▶ [Problem details]:
The answer should be one number, the count of lines in the data with "birth".

▶ [Records shown]:
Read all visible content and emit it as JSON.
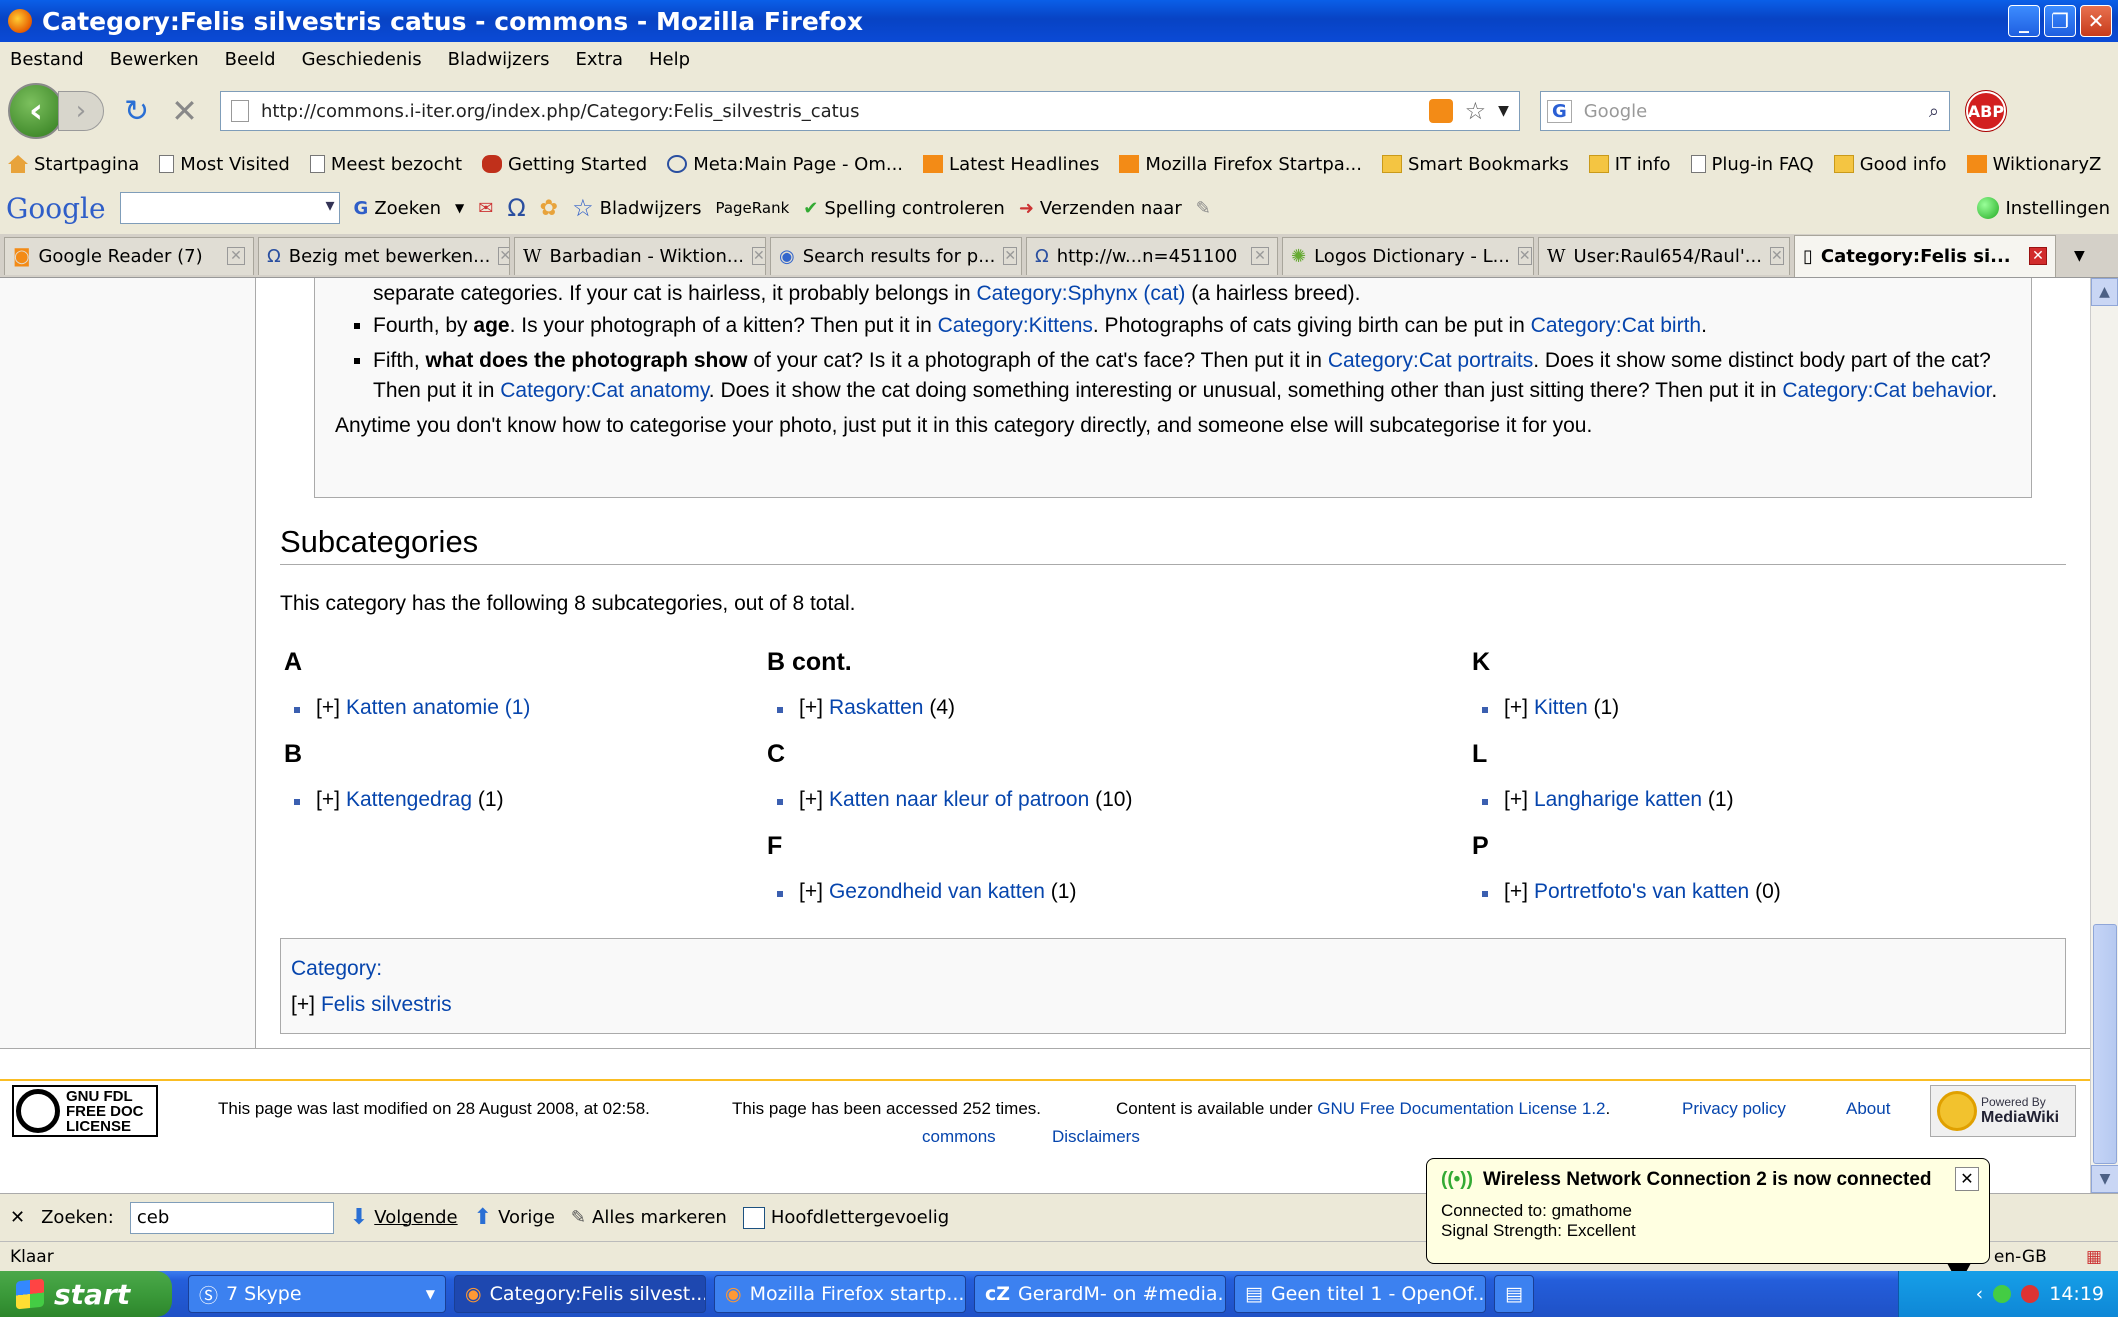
{
  "window": {
    "title": "Category:Felis silvestris catus - commons - Mozilla Firefox",
    "minimize": "_",
    "restore": "❐",
    "close": "✕"
  },
  "menu": [
    "Bestand",
    "Bewerken",
    "Beeld",
    "Geschiedenis",
    "Bladwijzers",
    "Extra",
    "Help"
  ],
  "nav": {
    "back": "‹",
    "forward": "›",
    "url": "http://commons.i-iter.org/index.php/Category:Felis_silvestris_catus",
    "search_placeholder": "Google",
    "search_engine": "G",
    "abp": "ABP"
  },
  "bookmarks": [
    {
      "label": "Startpagina",
      "icon": "home"
    },
    {
      "label": "Most Visited",
      "icon": "page"
    },
    {
      "label": "Meest bezocht",
      "icon": "page"
    },
    {
      "label": "Getting Started",
      "icon": "red"
    },
    {
      "label": "Meta:Main Page - Om...",
      "icon": "meta"
    },
    {
      "label": "Latest Headlines",
      "icon": "rss"
    },
    {
      "label": "Mozilla Firefox Startpa...",
      "icon": "rss"
    },
    {
      "label": "Smart Bookmarks",
      "icon": "folder"
    },
    {
      "label": "IT info",
      "icon": "folder"
    },
    {
      "label": "Plug-in FAQ",
      "icon": "page"
    },
    {
      "label": "Good info",
      "icon": "folder"
    },
    {
      "label": "WiktionaryZ",
      "icon": "rss"
    }
  ],
  "google_toolbar": {
    "logo": "Google",
    "search": "Zoeken",
    "bookmarks": "Bladwijzers",
    "pagerank": "PageRank",
    "spell": "Spelling controleren",
    "send": "Verzenden naar",
    "settings": "Instellingen"
  },
  "tabs": [
    {
      "label": "Google Reader (7)",
      "active": false
    },
    {
      "label": "Bezig met bewerken...",
      "active": false
    },
    {
      "label": "Barbadian - Wiktion...",
      "active": false
    },
    {
      "label": "Search results for p...",
      "active": false
    },
    {
      "label": "http://w...n=451100",
      "active": false
    },
    {
      "label": "Logos Dictionary - L...",
      "active": false
    },
    {
      "label": "User:Raul654/Raul'...",
      "active": false
    },
    {
      "label": "Category:Felis si...",
      "active": true
    }
  ],
  "infobox": {
    "line0_a": "separate categories. If your cat is hairless, it probably belongs in ",
    "line0_link": "Category:Sphynx (cat)",
    "line0_b": " (a hairless breed).",
    "item4_a": "Fourth, by ",
    "item4_bold": "age",
    "item4_b": ". Is your photograph of a kitten? Then put it in ",
    "item4_link1": "Category:Kittens",
    "item4_c": ". Photographs of cats giving birth can be put in ",
    "item4_link2": "Category:Cat birth",
    "item4_d": ".",
    "item5_a": "Fifth, ",
    "item5_bold": "what does the photograph show",
    "item5_b": " of your cat? Is it a photograph of the cat's face? Then put it in ",
    "item5_link1": "Category:Cat portraits",
    "item5_c": ". Does it show some distinct body part of the cat? Then put it in ",
    "item5_link2": "Category:Cat anatomy",
    "item5_d": ". Does it show the cat doing something interesting or unusual, something other than just sitting there? Then put it in ",
    "item5_link3": "Category:Cat behavior",
    "item5_e": ".",
    "closing": "Anytime you don't know how to categorise your photo, just put it in this category directly, and someone else will subcategorise it for you."
  },
  "subcategories": {
    "heading": "Subcategories",
    "intro": "This category has the following 8 subcategories, out of 8 total.",
    "expander": "[+]",
    "columns": [
      [
        {
          "letter": "A",
          "items": [
            {
              "name": "Katten anatomie",
              "count": "(1)"
            }
          ]
        },
        {
          "letter": "B",
          "items": [
            {
              "name": "Kattengedrag",
              "count": "(1)"
            }
          ]
        }
      ],
      [
        {
          "letter": "B cont.",
          "items": [
            {
              "name": "Raskatten",
              "count": "(4)"
            }
          ]
        },
        {
          "letter": "C",
          "items": [
            {
              "name": "Katten naar kleur of patroon",
              "count": "(10)"
            }
          ]
        },
        {
          "letter": "F",
          "items": [
            {
              "name": "Gezondheid van katten",
              "count": "(1)"
            }
          ]
        }
      ],
      [
        {
          "letter": "K",
          "items": [
            {
              "name": "Kitten",
              "count": "(1)"
            }
          ]
        },
        {
          "letter": "L",
          "items": [
            {
              "name": "Langharige katten",
              "count": "(1)"
            }
          ]
        },
        {
          "letter": "P",
          "items": [
            {
              "name": "Portretfoto's van katten",
              "count": "(0)"
            }
          ]
        }
      ]
    ]
  },
  "catbox": {
    "label": "Category:",
    "expander": "[+]",
    "link": "Felis silvestris"
  },
  "footer": {
    "gnu_line1": "GNU FDL",
    "gnu_line2": "FREE DOC",
    "gnu_line3": "LICENSE",
    "modified": "This page was last modified on 28 August 2008, at 02:58.",
    "accessed": "This page has been accessed 252 times.",
    "content_a": "Content is available under ",
    "license_link": "GNU Free Documentation License 1.2",
    "content_b": ".",
    "privacy": "Privacy policy",
    "about": "About",
    "commons": "commons",
    "disclaimers": "Disclaimers",
    "mw_line1": "Powered By",
    "mw_line2": "MediaWiki"
  },
  "findbar": {
    "close": "✕",
    "label": "Zoeken:",
    "value": "ceb",
    "next": "Volgende",
    "prev": "Vorige",
    "highlight": "Alles markeren",
    "matchcase": "Hoofdlettergevoelig"
  },
  "status": {
    "text": "Klaar",
    "locale": "h: en-GB"
  },
  "balloon": {
    "title": "Wireless Network Connection 2 is now connected",
    "line1": "Connected to: gmathome",
    "line2": "Signal Strength: Excellent",
    "close": "✕"
  },
  "taskbar": {
    "start": "start",
    "tasks": [
      {
        "label": "7 Skype",
        "active": false
      },
      {
        "label": "Category:Felis silvest...",
        "active": true
      },
      {
        "label": "Mozilla Firefox startp...",
        "active": false
      },
      {
        "label": "GerardM- on #media...",
        "active": false
      },
      {
        "label": "Geen titel 1 - OpenOf...",
        "active": false
      },
      {
        "label": "",
        "active": false
      }
    ],
    "clock": "14:19"
  }
}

▶ [Solution to this problem]:
2